Eurona and Hispasat bet on connectivity in rural areas
- Both companies are developing two pilot projects, in collaboration with Florette and Digitanimal, which allow the monitoring of crops and livestock in real time.
- According to FAO's 'Population Outlook 2019', the agrifood sector should be 70%-80% digitized over the next 5 years to respond to the challenges in this area.
EURONA, the Spanish telecommunications multinational and Hispasat, the Spanish communications satellite operator of the Red Eléctrica Group, are launching two pilot projects to promote the digital transformation of the agrifood sector in rural areas and mitigate the digital divide in the field through technologies such as satellite and WiFi hotspot. The initiatives are being carried out in the provinces of Ávila and Alicante in collaboration with local farmers.
The first of these is being developed by Digitanimal, a manufacturer of livestock tracking and monitoring systems. This project is facilitating the satellite connectivity of a 400-hectare farm in Ávila by means of an antenna oriented to the Hispasat fleet that allows the data emitted by the sensors carrying 130 cattle to be sent to the control centre.
The other pilot is located in a field of Florette, the company of salads and packaged vegetables, where the WiFi hotspot has been installed via satellite. This technology provides broadband connectivity so that farm staff can transmit crop management data in real time from their mobile devices, without having to travel to remote areas with land connectivity.
Both works have been presented in the framework of DATAGRI, the largest digitization meeting of the agrifood sector in Spain, which is being held this week in Zaragoza.
Satellite technology provides connectivity in those areas where terrestrial telecommunications are insufficient and allows agents present in rural areas to join the process of digital transformation. In Spain, broadband coverage in rural areas is still deficient and there are more than 2,040 villages that do not have Internet access1.
In this sense, the use of these innovations benefits both companies that carry out the intelligent management of agricultural exploitations, allowing them to increase their market share and reach territories that lack land communications, and agricultural entrepreneurs themselves, for whom it facilitates decision-making, increases their productivity and reduces the consumption of water, fertilizers and phytosanitary products. This technology also guarantees the traceability of products and contributes to minimizing the impact of agricultural activity on the environment.
 Number of municipalities without Internet access at a minimum of 10 MB per second, according to data from the 2018 Broadband Coverage Report for Spain.

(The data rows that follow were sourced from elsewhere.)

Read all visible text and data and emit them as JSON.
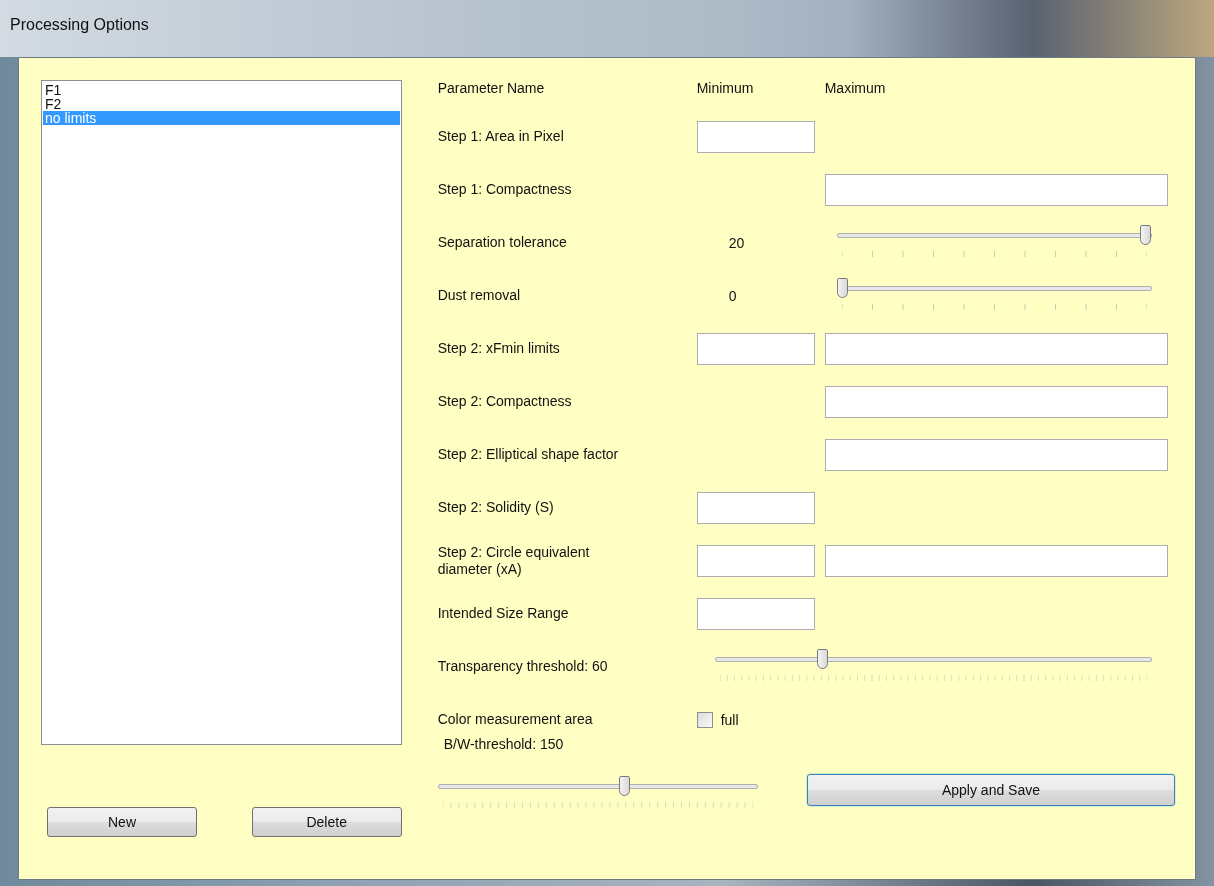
{
  "window": {
    "title": "Processing Options"
  },
  "profiles": [
    {
      "label": "F1",
      "selected": false
    },
    {
      "label": "F2",
      "selected": false
    },
    {
      "label": "no limits",
      "selected": true
    }
  ],
  "buttons": {
    "new": "New",
    "delete": "Delete",
    "apply": "Apply and Save"
  },
  "columns": {
    "name": "Parameter Name",
    "minimum": "Minimum",
    "maximum": "Maximum"
  },
  "parameters": [
    {
      "kind": "fields",
      "label": "Step 1: Area in Pixel",
      "has_minimum": true,
      "has_maximum": false
    },
    {
      "kind": "fields",
      "label": "Step 1: Compactness",
      "has_minimum": false,
      "has_maximum": true
    },
    {
      "kind": "slider",
      "label": "Separation tolerance",
      "value": "20",
      "level": 1
    },
    {
      "kind": "slider",
      "label": "Dust removal",
      "value": "0",
      "level": 0
    },
    {
      "kind": "fields",
      "label": "Step 2: xFmin limits",
      "has_minimum": true,
      "has_maximum": true
    },
    {
      "kind": "fields",
      "label": "Step 2: Compactness",
      "has_minimum": false,
      "has_maximum": true
    },
    {
      "kind": "fields",
      "label": "Step 2: Elliptical shape factor",
      "has_minimum": false,
      "has_maximum": true
    },
    {
      "kind": "fields",
      "label": "Step 2: Solidity (S)",
      "has_minimum": true,
      "has_maximum": false
    },
    {
      "kind": "fields",
      "label": "Step 2: Circle equivalent diameter (xA)",
      "has_minimum": true,
      "has_maximum": true
    },
    {
      "kind": "fields",
      "label": "Intended Size Range",
      "has_minimum": true,
      "has_maximum": false
    },
    {
      "kind": "wide_slider",
      "label": "Transparency threshold: 60",
      "level": 0.24
    },
    {
      "kind": "checkbox",
      "label": "Color measurement area",
      "option": "full",
      "checked": false
    }
  ],
  "bw_threshold": {
    "label": "B/W-threshold: 150",
    "level": 0.59
  }
}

Ministry of Energy, Tourism and Digital Agenda.
How satellite technology works
The viability and immediacy of Hispasat's and Eurona's satellite technology makes it possible to provide an Internet connection anywhere in Spain, making it the ideal technological solution for the agri-food sector.
In a complementary way, Eurona's hotspot technology can provide WiFi access points via satellite to agrifood farms to facilitate farmers' communications, the operation of farms and the sending of photos and information collected on the ground in real time.
In addition, a small, low-consumption, easy-to-install satellite terminal can continuously transmit data sent from sensors monitoring livestock or plantations.
Finally, self-tipping satellite terminals are an optimal solution for providing connectivity in mobile environments such as agricultural machinery. All of these terminals can be operated with a solar plate.
Agriculture 4.0, a key step in responding to world population growth
In Spain, nearly 3.2 million people still do not have access to a quality network, especially in rural, depopulated or difficult orography areas.
Taking into account these data and in line with UN forecasts that by 2050 the world's population will grow by more than 33% to 9.1 billion, Eurona and Hispasat seek to respond to the challenges posed by this growth, increasing the productivity and sustainability of the agricultural sector which, according to the forecasts of the FAO's 'Population Outlook 2019' report, should be digitized to 70%-80% over the next 5 years in order to meet the increased demand for food.
To make this goal possible, both entities work together in the implementation of IoT (Internet of Things) solutions that meet the specific demands of the agrifood sector, making possible the arrival of the so-called 'Agriculture 4.0'. In other words, the digitization, automation and streamlining of processes that boost the competitiveness of the sector thanks to greater precision in the use of resources: intelligent use of fertilizers, reduction of water consumption, monitoring of crops, control of diseases and pests, and so on.